Objective: To assess the safety of DBS in SD through phase I trial, and to quantify the magnitude of any benefit.
Methods: Six patients had left ventral intermediate nucleus (Vim) thalamic DBS and were randomized to 3 mo blinded-DBS "on" or "off" followed by a crossover. Primary outcomes were quality of life and quality of voice during the blinded phase. Patients continued with open-DBS "on." Secondary outcomes were comparisons of pre- and 1-yr cognitive, mood, and quality of life. This trial was registered with ClinicalTrials.gov (NCT02558634).
Results: There were no complications. Every patient reported an improvement in quality of life (P = .07) and had an improvement in quality of their voice (P = .06) when their blinded DBS was "on" versus "off." The trend did not reach statistical significance with the small sample size. Secondary outcomes showed no difference in cognition, an improvement in mood, and quality of life at 1 yr.
Conclusion: This phase I randomized controlled trial confirmed that DBS can be performed safely in patients with SD. Blinded DBS produced a strong trend toward improved quality of life and objective quality of voice despite the small sample size. The cerebellar circuit, not the pallidal circuit, appears to be crucial for motor control of the vocal folds.

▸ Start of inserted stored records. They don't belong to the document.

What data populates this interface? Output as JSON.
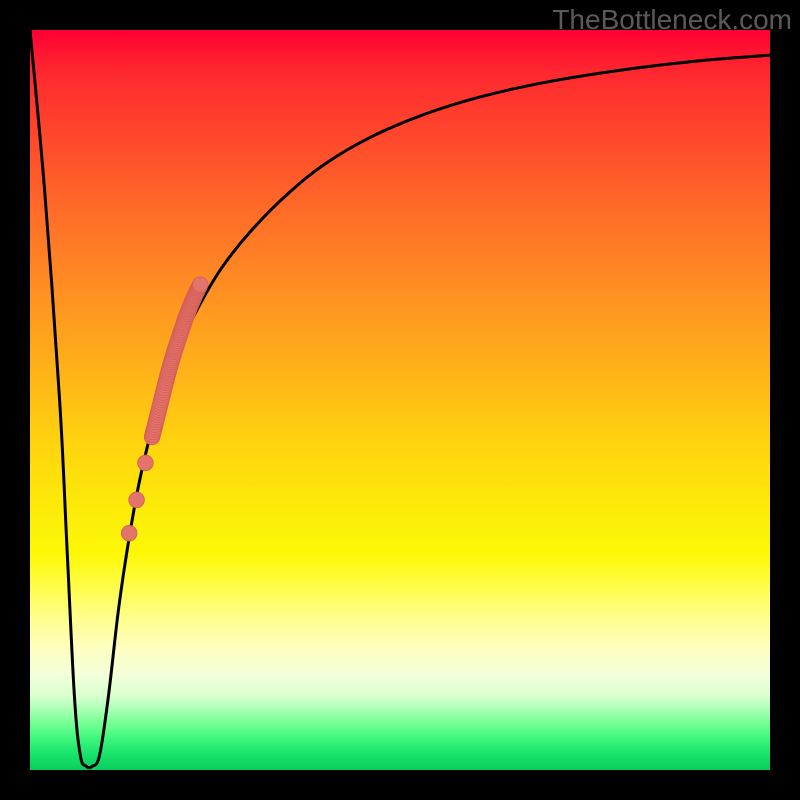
{
  "watermark": {
    "text": "TheBottleneck.com"
  },
  "colors": {
    "frame": "#000000",
    "curve": "#000000",
    "marker_fill": "#e2746c",
    "marker_stroke": "#d65f56",
    "watermark": "#5a5a5a"
  },
  "chart_data": {
    "type": "line",
    "title": "",
    "xlabel": "",
    "ylabel": "",
    "xlim": [
      0,
      100
    ],
    "ylim": [
      0,
      100
    ],
    "grid": false,
    "legend": false,
    "annotations": [
      "TheBottleneck.com"
    ],
    "note": "No axis or tick labels are rendered; values are estimated in a 0–100 normalized space from the image.",
    "series": [
      {
        "name": "bottleneck-curve",
        "x": [
          0,
          2,
          4,
          5,
          6,
          6.8,
          7.6,
          8.4,
          9.4,
          10.6,
          12,
          13.5,
          15,
          17,
          19,
          21,
          23,
          26,
          30,
          35,
          40,
          46,
          53,
          61,
          70,
          80,
          90,
          100
        ],
        "y": [
          100,
          78,
          50,
          30,
          10,
          2,
          0.5,
          0.5,
          2,
          10,
          22,
          32,
          40,
          48,
          54,
          59,
          63,
          68,
          73,
          78,
          82,
          85.5,
          88.5,
          91,
          93,
          94.6,
          95.8,
          96.6
        ]
      },
      {
        "name": "markers-main-band",
        "type": "scatter",
        "x": [
          16.5,
          17.0,
          17.5,
          18.0,
          18.5,
          19.0,
          19.5,
          20.0,
          20.5,
          21.0,
          21.5,
          22.0,
          22.5,
          23.0
        ],
        "y": [
          45.0,
          47.0,
          49.0,
          51.0,
          53.0,
          54.8,
          56.5,
          58.0,
          59.5,
          61.0,
          62.3,
          63.5,
          64.6,
          65.6
        ]
      },
      {
        "name": "markers-lower-dots",
        "type": "scatter",
        "x": [
          13.4,
          14.4,
          15.6
        ],
        "y": [
          32.0,
          36.5,
          41.5
        ]
      }
    ]
  }
}
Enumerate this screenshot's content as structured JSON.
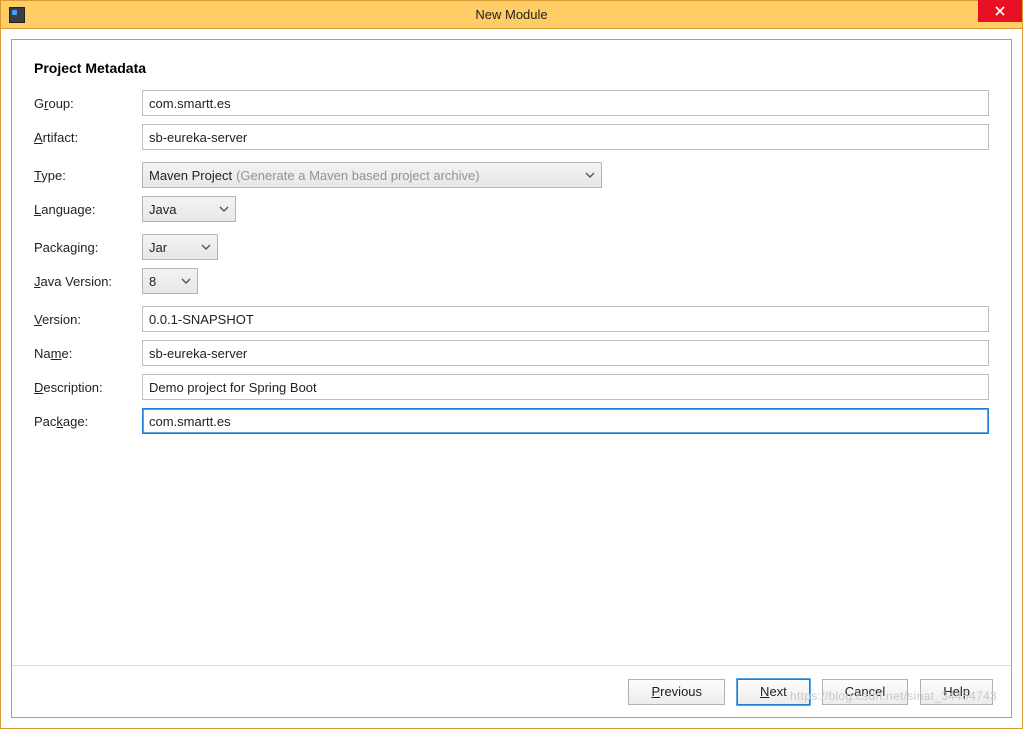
{
  "window": {
    "title": "New Module"
  },
  "section_title": "Project Metadata",
  "fields": {
    "group": {
      "label_pre": "G",
      "label_ul": "r",
      "label_post": "oup:",
      "value": "com.smartt.es"
    },
    "artifact": {
      "label_pre": "",
      "label_ul": "A",
      "label_post": "rtifact:",
      "value": "sb-eureka-server"
    },
    "type": {
      "label_pre": "",
      "label_ul": "T",
      "label_post": "ype:",
      "value": "Maven Project",
      "hint": "(Generate a Maven based project archive)"
    },
    "language": {
      "label_pre": "",
      "label_ul": "L",
      "label_post": "anguage:",
      "value": "Java"
    },
    "packaging": {
      "label_pre": "Packaging:",
      "label_ul": "",
      "label_post": "",
      "value": "Jar"
    },
    "javaversion": {
      "label_pre": "",
      "label_ul": "J",
      "label_post": "ava Version:",
      "value": "8"
    },
    "version": {
      "label_pre": "",
      "label_ul": "V",
      "label_post": "ersion:",
      "value": "0.0.1-SNAPSHOT"
    },
    "name": {
      "label_pre": "Na",
      "label_ul": "m",
      "label_post": "e:",
      "value": "sb-eureka-server"
    },
    "description": {
      "label_pre": "",
      "label_ul": "D",
      "label_post": "escription:",
      "value": "Demo project for Spring Boot"
    },
    "package": {
      "label_pre": "Pac",
      "label_ul": "k",
      "label_post": "age:",
      "value": "com.smartt.es"
    }
  },
  "buttons": {
    "previous": {
      "pre": "",
      "ul": "P",
      "post": "revious"
    },
    "next": {
      "pre": "",
      "ul": "N",
      "post": "ext"
    },
    "cancel": {
      "pre": "Cancel",
      "ul": "",
      "post": ""
    },
    "help": {
      "pre": "Help",
      "ul": "",
      "post": ""
    }
  },
  "watermark": "https://blog.csdn.net/sinat_34454743"
}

Keywords: Deep brain stimulation; Quality of life; Randomized control trial; Spasmodic dysphonia.
© Congress of Neurological Surgeons 2021.